This month marks the fiftieth anniversary of the Robbins report, or the 1963 Report of the Committee on Higher Education as it’s never called, and we’ll be marking it with a one-day conference at the Institute on 24 October. It’s an anniversary worth celebrating.
From today’s vantage point, we can see Robbins as an early indicator that higher education was moving from the periphery towards the centre of British national life –changing from picturesque adjunct to essential component. UK university student numbers had grown from 20,000 at the start of the last century to 118,000 when Robbins reported – roughly the combined student populations of Manchester and Leeds today.
The 1963 report marked a wider modernisation, one of a number of developments signalling a break with the immediate post-war years. Philip Larkin, Hull University’s Librarian at the time, later summed it up: “So life was never better than / In nineteen sixty-three / (Though just too late for me) / Between the end of the Chatterley ban / And the Beatles’ first LP” – though perhaps he wasn’t thinking primarily of the Robbins report.
Although the decisions about founding the 1960s new universities had been made well before Robbins was published (the first, Sussex, opened for business in 1961), it is significant that they are so often associated with the report. Like the report itself, they marked new ways of thinking about higher education, both in curricular terms (Asa Briggs’s “new map of learning” at Sussex), in physical terms (leading architects designing bold new campuses), and in terms of the modestly enlarged entries to higher education that followed their establishment, shortly to be followed by the creation of the polytechnics. Suddenly, higher education looked and felt different.
Parallel modernising changes were taking place in the schools system, overseen by two outstanding ministers: Edward Boyle, the Conservative Minister of Education from 1962-64, and Anthony Crosland, the Labour Secretary of State from 1965-67. As Maurice Kogan notes in his book about the two men, The Politics of Education (1971), they directed the transition from “the assumptions of pre-war education psychology [to those of] the post-war radical sociologists about the extent to which ability could be reliably predicted”. Crosland’s Circular 10/65, which “requested” (not a word now much favoured by Secretaries of State) local education authorities to prepare plans to abolish selection in secondary education was a result. The Robbins-validated expansion of higher education was another response to this dawning realisation (to quote Kogan again) “that access to the more favoured forms of education was differentiated according to social class” – not to ability.
Robbins cleared the way intellectually for the expansion of higher education by driving a stake through the heart of the “more means worse” argument – though, like one of the undead in a cheap horror movie, it nevertheless emerges regularly from its grave. What Robbins’s research showed about what he called “the so-called pool of ability” was that entry to university largely depended not on innate ability, but on your father’s occupation: 45% of children whose father was in a “higher professional” occupation went into full-time higher education, compared with about 2% from families where the father was a manual worker. It was your dad’s job, not how bright you were, that determined whether or not you’d go to university.

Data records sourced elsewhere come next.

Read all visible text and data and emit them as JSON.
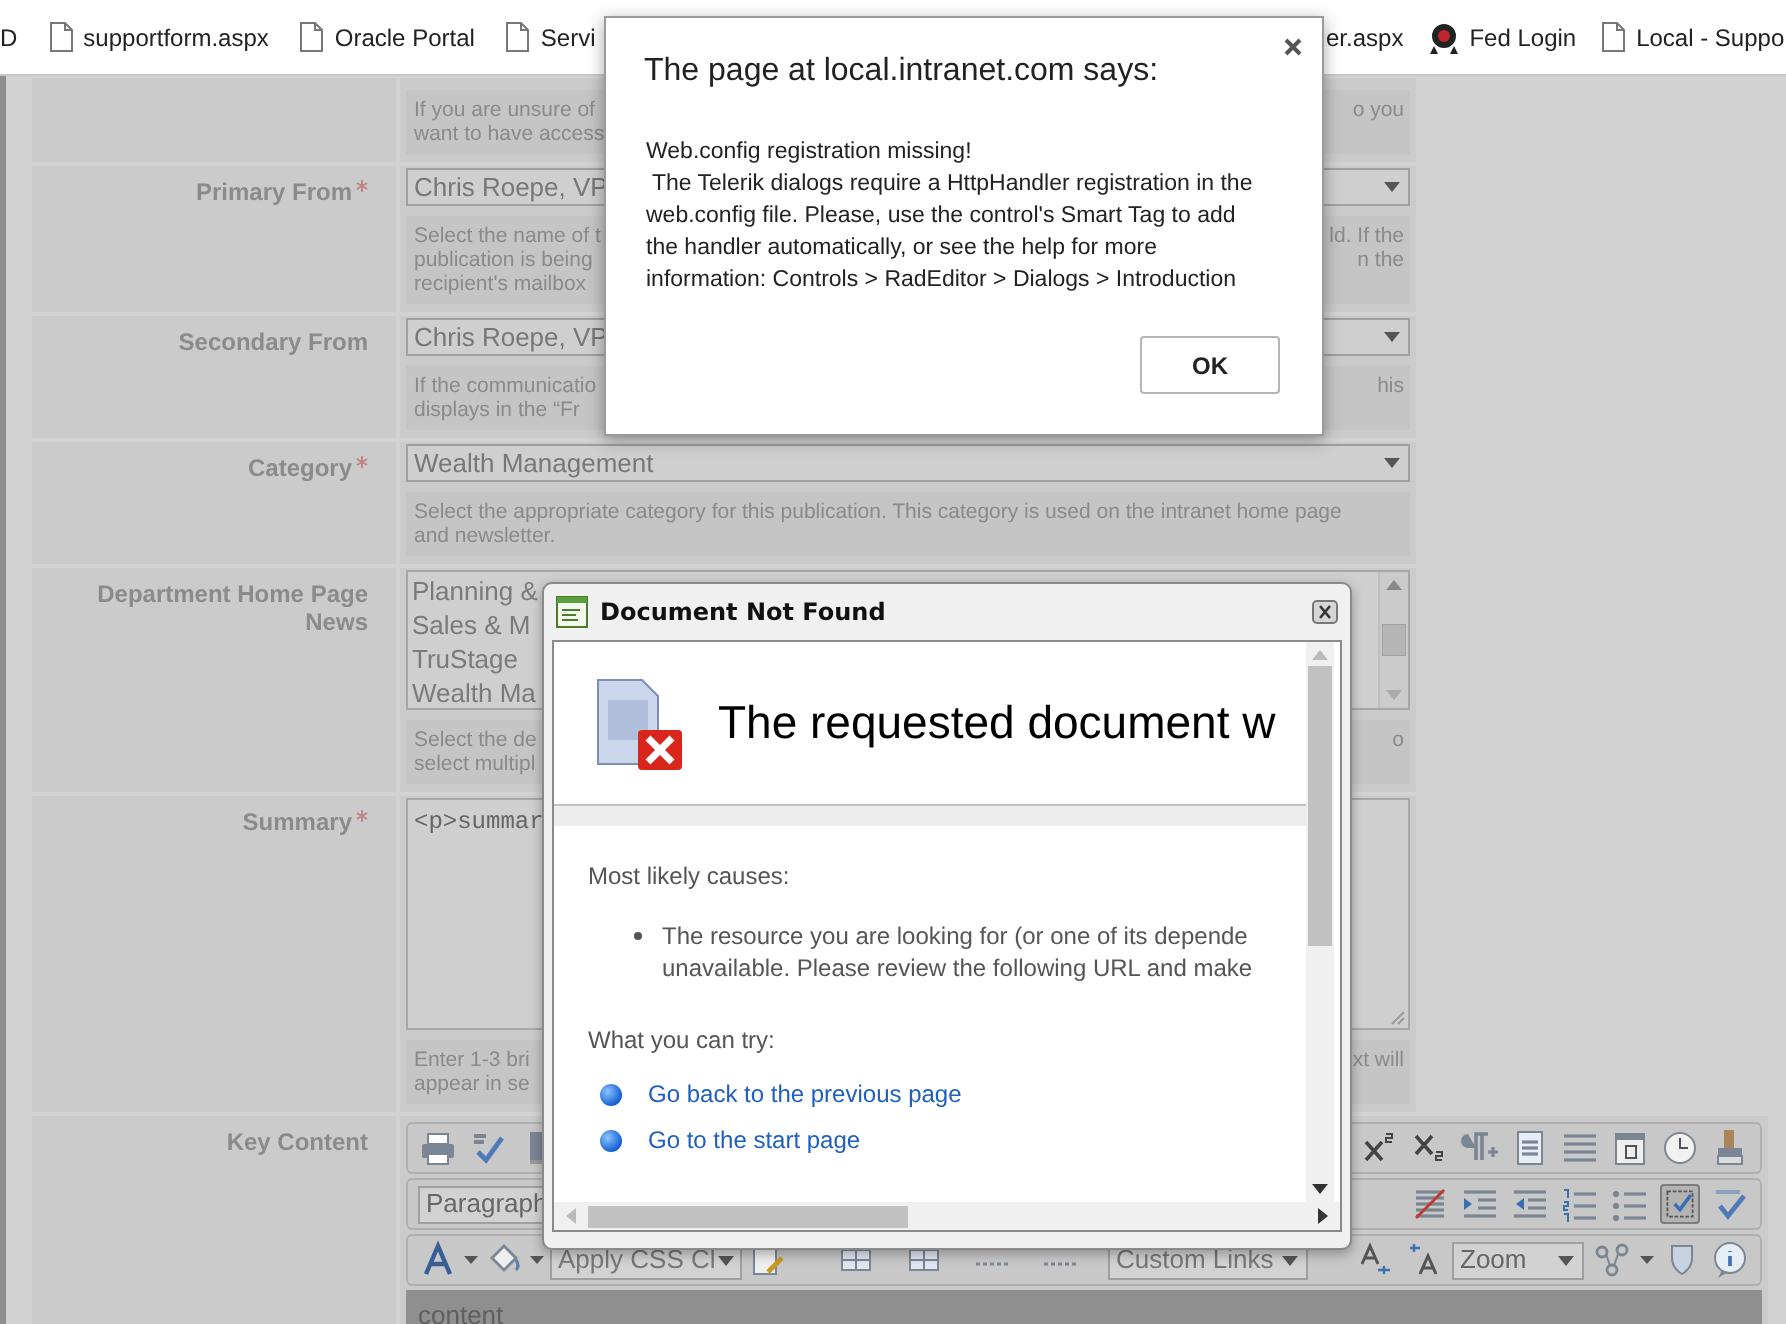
{
  "bookmarks": {
    "left": [
      {
        "kind": "text",
        "label": "D"
      },
      {
        "kind": "page",
        "label": "supportform.aspx"
      },
      {
        "kind": "page",
        "label": "Oracle Portal"
      },
      {
        "kind": "page",
        "label": "Servi"
      }
    ],
    "right": [
      {
        "kind": "text",
        "label": "er.aspx"
      },
      {
        "kind": "logo",
        "label": "Fed Login"
      },
      {
        "kind": "page",
        "label": "Local - Suppo"
      }
    ]
  },
  "form": {
    "rows": [
      {
        "required": false,
        "field": {
          "kind": "none"
        },
        "help": {
          "left": [
            "If you are unsure of",
            "want to have access"
          ],
          "right": [
            "o you"
          ]
        }
      },
      {
        "label": "Primary From",
        "required": true,
        "field": {
          "kind": "select",
          "value": "Chris Roepe, VP"
        },
        "help": {
          "left": [
            "Select the name of t",
            "publication is being",
            "recipient's mailbox"
          ],
          "right": [
            "ld. If the",
            "n the"
          ]
        }
      },
      {
        "label": "Secondary From",
        "required": false,
        "field": {
          "kind": "select",
          "value": "Chris Roepe, VP"
        },
        "help": {
          "left": [
            "If the communicatio",
            "displays in the “Fr"
          ],
          "right": [
            "his"
          ]
        }
      },
      {
        "label": "Category",
        "required": true,
        "field": {
          "kind": "select",
          "value": "Wealth Management"
        },
        "help": {
          "left": [
            "Select the appropriate category for this publication. This category is used on the intranet home page",
            "and newsletter."
          ]
        }
      },
      {
        "label": "Department Home Page News",
        "required": false,
        "field": {
          "kind": "listbox",
          "options": [
            {
              "label": "Planning &",
              "selected": false
            },
            {
              "label": "Sales & M",
              "selected": false
            },
            {
              "label": "TruStage",
              "selected": false
            },
            {
              "label": "Wealth Ma",
              "selected": false
            }
          ]
        },
        "help": {
          "left": [
            "Select the de",
            "select multipl"
          ],
          "right": [
            "o"
          ]
        }
      },
      {
        "label": "Summary",
        "required": true,
        "field": {
          "kind": "textarea",
          "value": "<p>summar"
        },
        "help": {
          "left": [
            "Enter 1-3 bri",
            "appear in se"
          ],
          "right": [
            "xt will"
          ]
        }
      },
      {
        "label": "Key Content",
        "required": false,
        "field": {
          "kind": "editor",
          "format_select": "Paragraph",
          "css_select": "Apply CSS Cl",
          "links_select": "Custom Links",
          "zoom_select": "Zoom",
          "toggle_pressed": true,
          "content": "content"
        }
      }
    ]
  },
  "alert": {
    "title": "The page at local.intranet.com says:",
    "message": "Web.config registration missing!\n The Telerik dialogs require a HttpHandler registration in the\nweb.config file. Please, use the control's Smart Tag to add\nthe handler automatically, or see the help for more\ninformation: Controls > RadEditor > Dialogs > Introduction",
    "button": "OK"
  },
  "dialog": {
    "title": "Document Not Found",
    "heading": "The requested document w",
    "causes_title": "Most likely causes:",
    "causes": [
      "The resource you are looking for (or one of its depende\nunavailable. Please review the following URL and make"
    ],
    "try_title": "What you can try:",
    "links": [
      "Go back to the previous page",
      "Go to the start page"
    ]
  }
}
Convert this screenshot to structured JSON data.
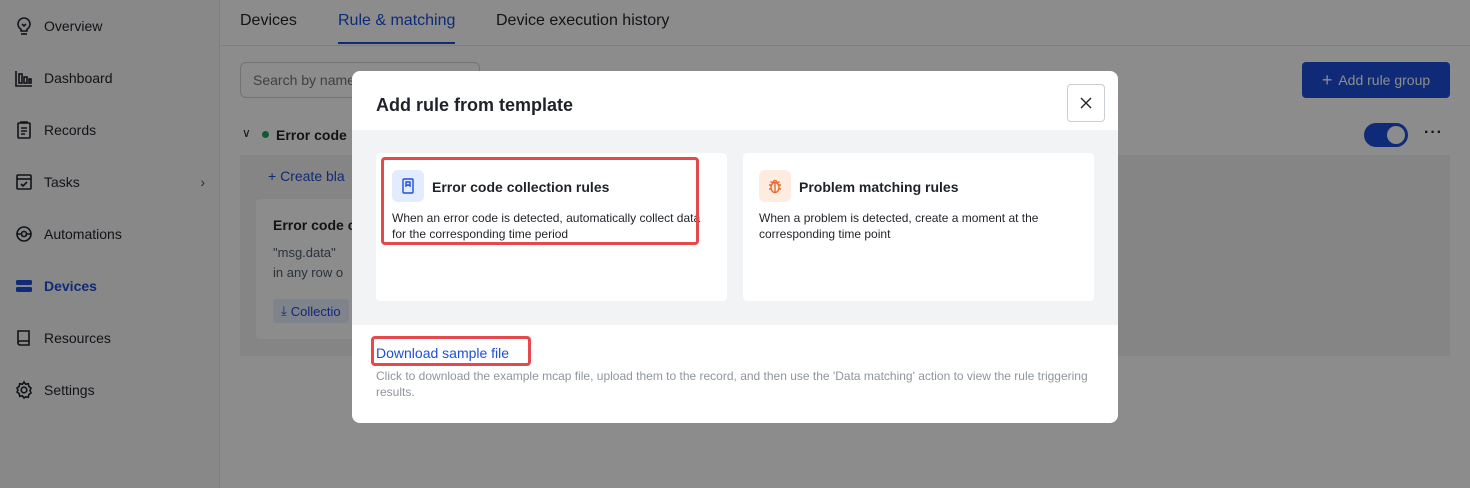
{
  "sidebar": {
    "items": [
      {
        "label": "Overview",
        "icon": "overview-icon"
      },
      {
        "label": "Dashboard",
        "icon": "dashboard-icon"
      },
      {
        "label": "Records",
        "icon": "records-icon"
      },
      {
        "label": "Tasks",
        "icon": "tasks-icon",
        "has_submenu": true
      },
      {
        "label": "Automations",
        "icon": "automations-icon"
      },
      {
        "label": "Devices",
        "icon": "devices-icon",
        "active": true
      },
      {
        "label": "Resources",
        "icon": "resources-icon"
      },
      {
        "label": "Settings",
        "icon": "settings-icon"
      }
    ]
  },
  "tabs": [
    {
      "label": "Devices"
    },
    {
      "label": "Rule & matching",
      "active": true
    },
    {
      "label": "Device execution history"
    }
  ],
  "search": {
    "placeholder": "Search by name"
  },
  "add_group_label": "Add rule group",
  "group": {
    "title": "Error code",
    "enabled": true,
    "create_blank": "Create bla",
    "rule": {
      "title": "Error code c",
      "desc_line1": "\"msg.data\"",
      "desc_line2": "in any row o",
      "action": "Collectio"
    }
  },
  "modal": {
    "title": "Add rule from template",
    "templates": [
      {
        "title": "Error code collection rules",
        "desc": "When an error code is detected, automatically collect data for the corresponding time period",
        "icon": "document-icon",
        "highlighted": true
      },
      {
        "title": "Problem matching rules",
        "desc": "When a problem is detected, create a moment at the corresponding time point",
        "icon": "bug-icon",
        "highlighted": false
      }
    ],
    "download_link": "Download sample file",
    "download_desc": "Click to download the example mcap file, upload them to the record, and then use the 'Data matching' action to view the rule triggering results."
  },
  "colors": {
    "accent": "#1d4ed8",
    "highlight": "#e5484d",
    "enabled_dot": "#22a559"
  }
}
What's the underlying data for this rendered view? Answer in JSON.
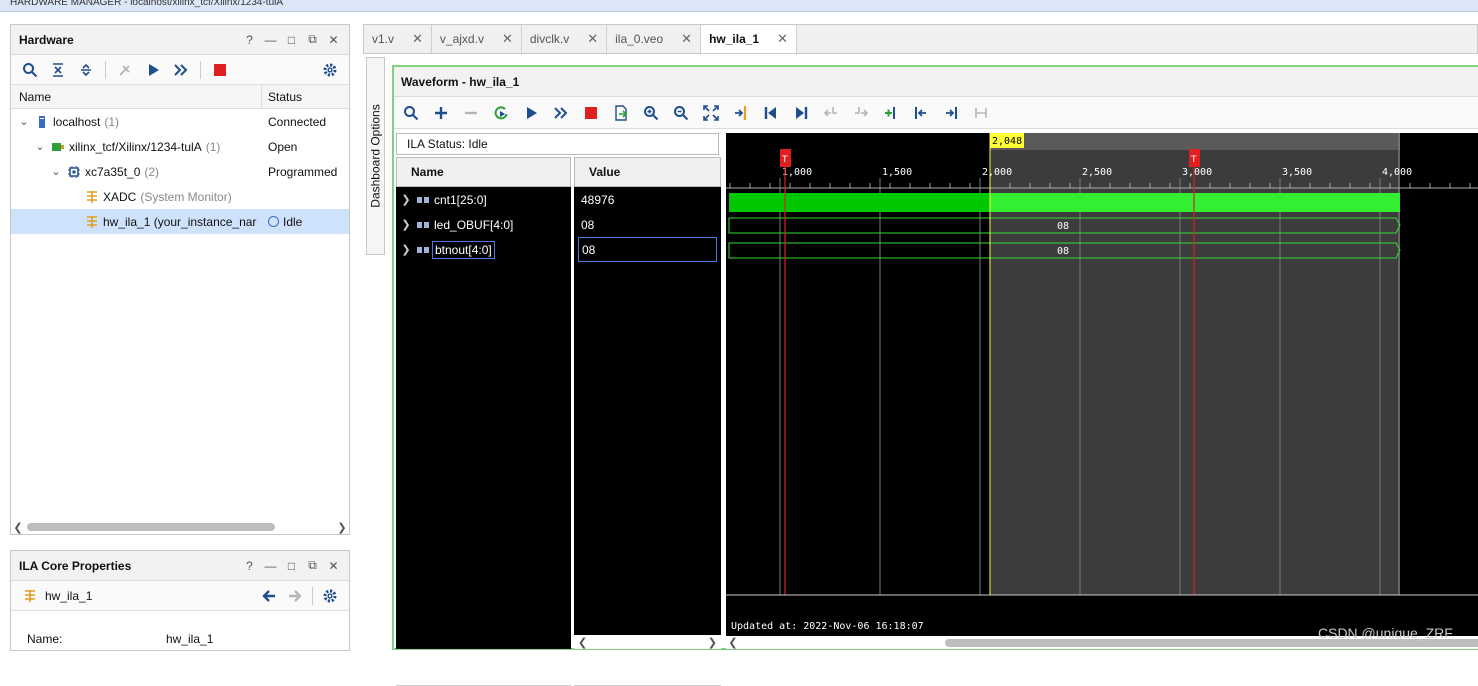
{
  "topbar": {
    "text": "HARDWARE MANAGER - localhost/xilinx_tcf/Xilinx/1234-tulA"
  },
  "hardware_panel": {
    "title": "Hardware",
    "columns": {
      "name": "Name",
      "status": "Status"
    },
    "rows": [
      {
        "name": "localhost",
        "suffix": "(1)",
        "status": "Connected"
      },
      {
        "name": "xilinx_tcf/Xilinx/1234-tulA",
        "suffix": "(1)",
        "status": "Open"
      },
      {
        "name": "xc7a35t_0",
        "suffix": "(2)",
        "status": "Programmed"
      },
      {
        "name": "XADC",
        "suffix": "(System Monitor)",
        "status": ""
      },
      {
        "name": "hw_ila_1 (your_instance_nar",
        "suffix": "",
        "status": "Idle"
      }
    ]
  },
  "ila_props": {
    "title": "ILA Core Properties",
    "item": "hw_ila_1",
    "name_label": "Name:",
    "name_value": "hw_ila_1"
  },
  "tabs": [
    {
      "label": "v1.v"
    },
    {
      "label": "v_ajxd.v"
    },
    {
      "label": "divclk.v"
    },
    {
      "label": "ila_0.veo"
    },
    {
      "label": "hw_ila_1"
    }
  ],
  "dashboard_label": "Dashboard Options",
  "waveform": {
    "title": "Waveform - hw_ila_1",
    "ila_status": "ILA Status:  Idle",
    "columns": {
      "name": "Name",
      "value": "Value"
    },
    "signals": [
      {
        "name": "cnt1[25:0]",
        "value": "48976"
      },
      {
        "name": "led_OBUF[4:0]",
        "value": "08"
      },
      {
        "name": "btnout[4:0]",
        "value": "08"
      }
    ],
    "bus_label": "08",
    "cursor_label": "2,048",
    "marker_t": "T",
    "ticks": [
      "1,000",
      "1,500",
      "2,000",
      "2,500",
      "3,000",
      "3,500",
      "4,000"
    ],
    "updated": "Updated at:  2022-Nov-06 16:18:07"
  },
  "watermark": "CSDN @unique_ZRF",
  "colors": {
    "accent_green": "#7fd27f",
    "wave_green": "#00c800",
    "bright_green": "#33ee33",
    "marker_red": "#e02020",
    "cursor_yellow": "#ffff33"
  }
}
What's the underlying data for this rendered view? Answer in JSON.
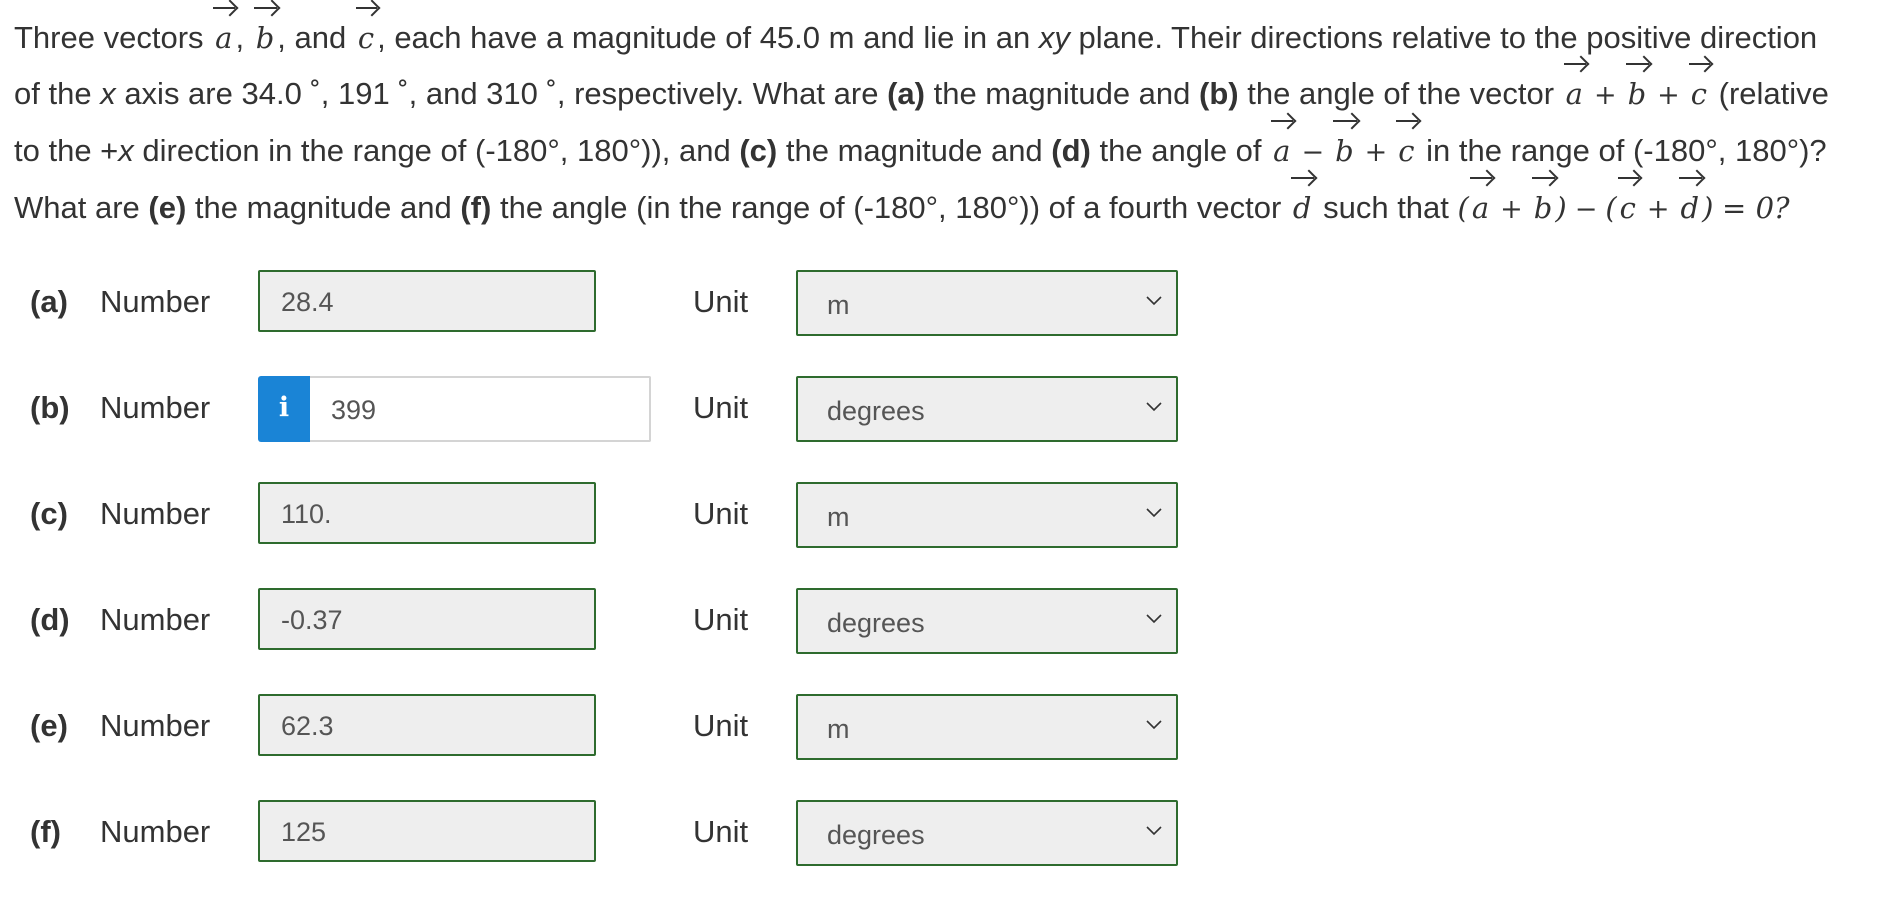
{
  "question": {
    "line1_a": "Three vectors",
    "line1_sep1": ",",
    "line1_and": ", and",
    "line1_b": ", each have a magnitude of 45.0 m and lie in an",
    "line1_xy": "xy",
    "line1_c": "plane. Their directions relative to the positive direction",
    "line2_a": "of the",
    "line2_x": "x",
    "line2_b": "axis are 34.0 ˚, 191 ˚, and 310 ˚, respectively. What are",
    "line2_pa": "(a)",
    "line2_c": "the magnitude and",
    "line2_pb": "(b)",
    "line2_d": "the angle of the vector",
    "line2_e": "(relative",
    "line3_a": "to the +",
    "line3_x": "x",
    "line3_b": "direction in the range of (-180°, 180°)), and",
    "line3_pc": "(c)",
    "line3_c": "the magnitude and",
    "line3_pd": "(d)",
    "line3_d": "the angle of",
    "line3_e": "in the range of (-180°, 180°)?",
    "line4_a": "What are",
    "line4_pe": "(e)",
    "line4_b": "the magnitude and",
    "line4_pf": "(f)",
    "line4_c": "the angle (in the range of (-180°, 180°)) of a fourth vector",
    "line4_d": "such that",
    "line4_eq": "= 0?",
    "vec_a": "a",
    "vec_b": "b",
    "vec_c": "c",
    "vec_d": "d",
    "plus": "+",
    "minus": "−",
    "lparen": "(",
    "rparen": ")"
  },
  "answers": [
    {
      "part": "(a)",
      "label": "Number",
      "value": "28.4",
      "unit_label": "Unit",
      "unit": "m"
    },
    {
      "part": "(b)",
      "label": "Number",
      "value": "399",
      "unit_label": "Unit",
      "unit": "degrees",
      "info_icon": "i"
    },
    {
      "part": "(c)",
      "label": "Number",
      "value": "110.",
      "unit_label": "Unit",
      "unit": "m"
    },
    {
      "part": "(d)",
      "label": "Number",
      "value": "-0.37",
      "unit_label": "Unit",
      "unit": "degrees"
    },
    {
      "part": "(e)",
      "label": "Number",
      "value": "62.3",
      "unit_label": "Unit",
      "unit": "m"
    },
    {
      "part": "(f)",
      "label": "Number",
      "value": "125",
      "unit_label": "Unit",
      "unit": "degrees"
    }
  ],
  "colors": {
    "correct_border": "#2e6b2e",
    "info_button": "#1a84d6",
    "field_bg": "#eeeeee"
  },
  "icons": {
    "info": "info-icon",
    "chevron": "chevron-down-icon"
  }
}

The higher education system that we see in Britain today would amaze Robbins in terms of its scale and scope. But its foundations were laid by the work of his committee, and others pressing for social and educational change in the early 1960s. We should use this anniversary to honour their work.
This post is based on a previously published article in the Times Higher Education